Then comes Saturday night in Bryant Park, and the sound of gunfire returns, just off Fifth Ave., because Corey Dunton is allegedly told that he can’t have an expensive jacket that he wants. Or Dunton is told to get lost. Or maybe do worse than that.
The real start of summer, early June, another weekend in the city, a 15-year-old girl from the Bronx named Sarah Rivera was shot in the leg trying to shield a neighbor’s baby girl from gunfire. A day before that, an 11-year old girl named Tayloni Mazyck was shot on Gates Ave. in Brooklyn. She was with her mother and a 7-month-old niece and that time it was a 17-year-old, Kane Cooper, who allegedly decided to open fire on somebody from another gang and when he was done Tayloni Mazyck was paralyzed.
A 17-year-old accused of shooting her in Brooklyn in front of her own home. A 16-year-old said to be the shooter at Bryant Park, in the shadow of the New York Public Library.
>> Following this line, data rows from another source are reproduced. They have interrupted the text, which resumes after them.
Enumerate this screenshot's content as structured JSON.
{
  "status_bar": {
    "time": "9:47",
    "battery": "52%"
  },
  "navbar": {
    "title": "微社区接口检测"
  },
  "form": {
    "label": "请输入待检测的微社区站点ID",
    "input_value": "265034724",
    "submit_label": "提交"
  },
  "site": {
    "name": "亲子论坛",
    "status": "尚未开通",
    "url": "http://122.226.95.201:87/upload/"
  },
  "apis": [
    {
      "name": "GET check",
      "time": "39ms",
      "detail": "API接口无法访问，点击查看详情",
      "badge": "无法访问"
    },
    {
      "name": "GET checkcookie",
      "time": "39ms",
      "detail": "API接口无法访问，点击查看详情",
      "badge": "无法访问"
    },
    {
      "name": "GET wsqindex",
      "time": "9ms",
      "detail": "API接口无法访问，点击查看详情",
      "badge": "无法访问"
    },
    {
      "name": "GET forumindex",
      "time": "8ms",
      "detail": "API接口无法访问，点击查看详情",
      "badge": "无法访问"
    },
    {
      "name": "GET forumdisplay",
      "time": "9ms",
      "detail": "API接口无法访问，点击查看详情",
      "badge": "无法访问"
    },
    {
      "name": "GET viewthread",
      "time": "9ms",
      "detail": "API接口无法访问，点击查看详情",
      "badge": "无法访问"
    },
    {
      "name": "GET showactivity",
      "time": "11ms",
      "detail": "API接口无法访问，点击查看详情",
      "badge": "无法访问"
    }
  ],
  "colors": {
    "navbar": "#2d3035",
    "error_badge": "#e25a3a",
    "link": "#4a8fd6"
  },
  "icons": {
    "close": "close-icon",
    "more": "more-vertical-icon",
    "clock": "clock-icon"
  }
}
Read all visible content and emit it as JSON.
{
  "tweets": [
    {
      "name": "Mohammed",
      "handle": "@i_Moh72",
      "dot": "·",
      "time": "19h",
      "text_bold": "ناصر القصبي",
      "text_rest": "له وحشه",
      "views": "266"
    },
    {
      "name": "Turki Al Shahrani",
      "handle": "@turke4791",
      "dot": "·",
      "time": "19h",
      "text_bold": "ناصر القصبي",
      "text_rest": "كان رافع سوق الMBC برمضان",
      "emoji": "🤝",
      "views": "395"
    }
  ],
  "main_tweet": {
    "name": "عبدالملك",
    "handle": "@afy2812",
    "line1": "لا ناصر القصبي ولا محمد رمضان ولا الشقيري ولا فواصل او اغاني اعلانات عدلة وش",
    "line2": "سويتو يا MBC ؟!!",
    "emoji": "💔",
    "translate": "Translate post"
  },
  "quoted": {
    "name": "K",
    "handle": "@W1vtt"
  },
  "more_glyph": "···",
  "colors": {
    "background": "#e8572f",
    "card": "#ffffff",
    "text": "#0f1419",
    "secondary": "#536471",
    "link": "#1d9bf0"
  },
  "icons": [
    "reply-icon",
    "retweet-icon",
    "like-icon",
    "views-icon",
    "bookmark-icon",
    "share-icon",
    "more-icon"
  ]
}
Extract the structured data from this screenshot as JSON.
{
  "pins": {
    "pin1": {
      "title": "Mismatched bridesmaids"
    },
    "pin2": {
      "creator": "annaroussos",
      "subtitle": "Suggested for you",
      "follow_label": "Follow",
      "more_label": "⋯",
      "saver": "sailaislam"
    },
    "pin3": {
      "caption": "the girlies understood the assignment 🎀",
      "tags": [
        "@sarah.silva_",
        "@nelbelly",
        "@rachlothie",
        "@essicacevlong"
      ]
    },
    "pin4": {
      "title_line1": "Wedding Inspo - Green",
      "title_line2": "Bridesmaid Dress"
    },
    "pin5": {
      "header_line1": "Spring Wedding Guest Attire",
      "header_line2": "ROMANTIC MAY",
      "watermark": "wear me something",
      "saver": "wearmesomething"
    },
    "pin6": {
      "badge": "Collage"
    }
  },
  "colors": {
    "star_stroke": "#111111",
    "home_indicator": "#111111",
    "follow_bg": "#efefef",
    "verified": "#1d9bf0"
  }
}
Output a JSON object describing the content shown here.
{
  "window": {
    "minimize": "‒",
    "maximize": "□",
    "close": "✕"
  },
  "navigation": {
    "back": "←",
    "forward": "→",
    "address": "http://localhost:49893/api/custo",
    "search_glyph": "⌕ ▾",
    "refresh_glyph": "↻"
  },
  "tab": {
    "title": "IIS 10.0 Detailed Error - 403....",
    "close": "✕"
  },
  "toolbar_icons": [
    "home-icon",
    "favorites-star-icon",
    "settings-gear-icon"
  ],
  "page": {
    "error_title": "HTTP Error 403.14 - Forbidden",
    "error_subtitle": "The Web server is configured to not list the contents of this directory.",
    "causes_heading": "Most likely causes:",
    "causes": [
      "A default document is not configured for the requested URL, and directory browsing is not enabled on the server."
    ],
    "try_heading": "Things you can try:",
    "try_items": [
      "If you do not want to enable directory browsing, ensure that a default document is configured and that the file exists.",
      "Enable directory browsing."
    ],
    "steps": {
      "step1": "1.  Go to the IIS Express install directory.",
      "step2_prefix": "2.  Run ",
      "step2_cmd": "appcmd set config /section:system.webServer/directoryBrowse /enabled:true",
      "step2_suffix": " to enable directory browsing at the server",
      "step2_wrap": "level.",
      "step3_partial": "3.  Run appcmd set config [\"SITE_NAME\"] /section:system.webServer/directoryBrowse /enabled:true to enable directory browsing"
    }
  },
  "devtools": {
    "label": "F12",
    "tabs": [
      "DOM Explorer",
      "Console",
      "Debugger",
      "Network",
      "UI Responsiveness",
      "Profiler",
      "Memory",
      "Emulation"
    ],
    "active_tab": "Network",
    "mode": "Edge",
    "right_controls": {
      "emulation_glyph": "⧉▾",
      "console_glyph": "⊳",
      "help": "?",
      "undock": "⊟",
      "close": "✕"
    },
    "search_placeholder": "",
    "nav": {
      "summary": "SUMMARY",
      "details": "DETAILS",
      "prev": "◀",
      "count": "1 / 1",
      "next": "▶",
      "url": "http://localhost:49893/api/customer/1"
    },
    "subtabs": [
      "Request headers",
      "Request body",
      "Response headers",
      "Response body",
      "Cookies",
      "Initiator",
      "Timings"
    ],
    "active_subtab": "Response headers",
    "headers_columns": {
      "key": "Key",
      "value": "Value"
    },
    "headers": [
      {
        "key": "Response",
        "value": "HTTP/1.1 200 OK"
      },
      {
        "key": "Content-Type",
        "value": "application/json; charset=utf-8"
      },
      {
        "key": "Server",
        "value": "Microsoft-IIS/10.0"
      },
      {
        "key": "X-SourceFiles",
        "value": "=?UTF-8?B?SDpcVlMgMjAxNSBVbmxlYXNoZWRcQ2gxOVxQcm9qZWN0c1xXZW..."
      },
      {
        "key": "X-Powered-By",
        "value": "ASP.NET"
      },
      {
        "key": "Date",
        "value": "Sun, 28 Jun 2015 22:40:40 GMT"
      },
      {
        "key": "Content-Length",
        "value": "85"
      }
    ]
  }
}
It was Fifth Ave. this time because it can be anywhere, no matter how much and how well this mayor and this police commissioner have done to take as many guns off the street over the past 12 years.
Jesse Ward/Jesse Ward for New York Daily Ne
Says NYPD Commissioner Raymond Kelly: ‘We have seen this all before. There is an incident over something. A gun comes out, and a shooting is back on the front page of the newspapers.’
Back in June I sat with Robert Mazyck, Tayloni’s father, on another Sunday afternoon outside the Morgan Stanley Children’s Hospital, part of New York-Presbyterian Columbia, at 165th and Broadway. He had come down from reading the Bible to his daughter.
“This time it happens to my daughter,” Mazyck said that day.
That was the first week of June, Tayloni Mazyck being put in a wheelchair because of a stray bullet. The first week of September a 1-year-old boy named Antiq Hennis was shot and killed as he was pushed across a Brooklyn street in a stroller by his father. The two indicted for that shooting were Daquan Breland and Daquan Wright. Breland was 23 at the time, Wright was 19.
“These are our streets,” Robert Mazyck said in June.
It wasn’t a street in Brooklyn on Saturday night, it was a skating rink in the shadow of a grand, regal library, skaters flying around the ice until one of them got carried out of the night, this time a 14-year-old boy being the one not feeling anything in his legs.
Another child hit in New York City. Another teenager with a gun. Because of a jacket this time. What is the real cost of the jacket now?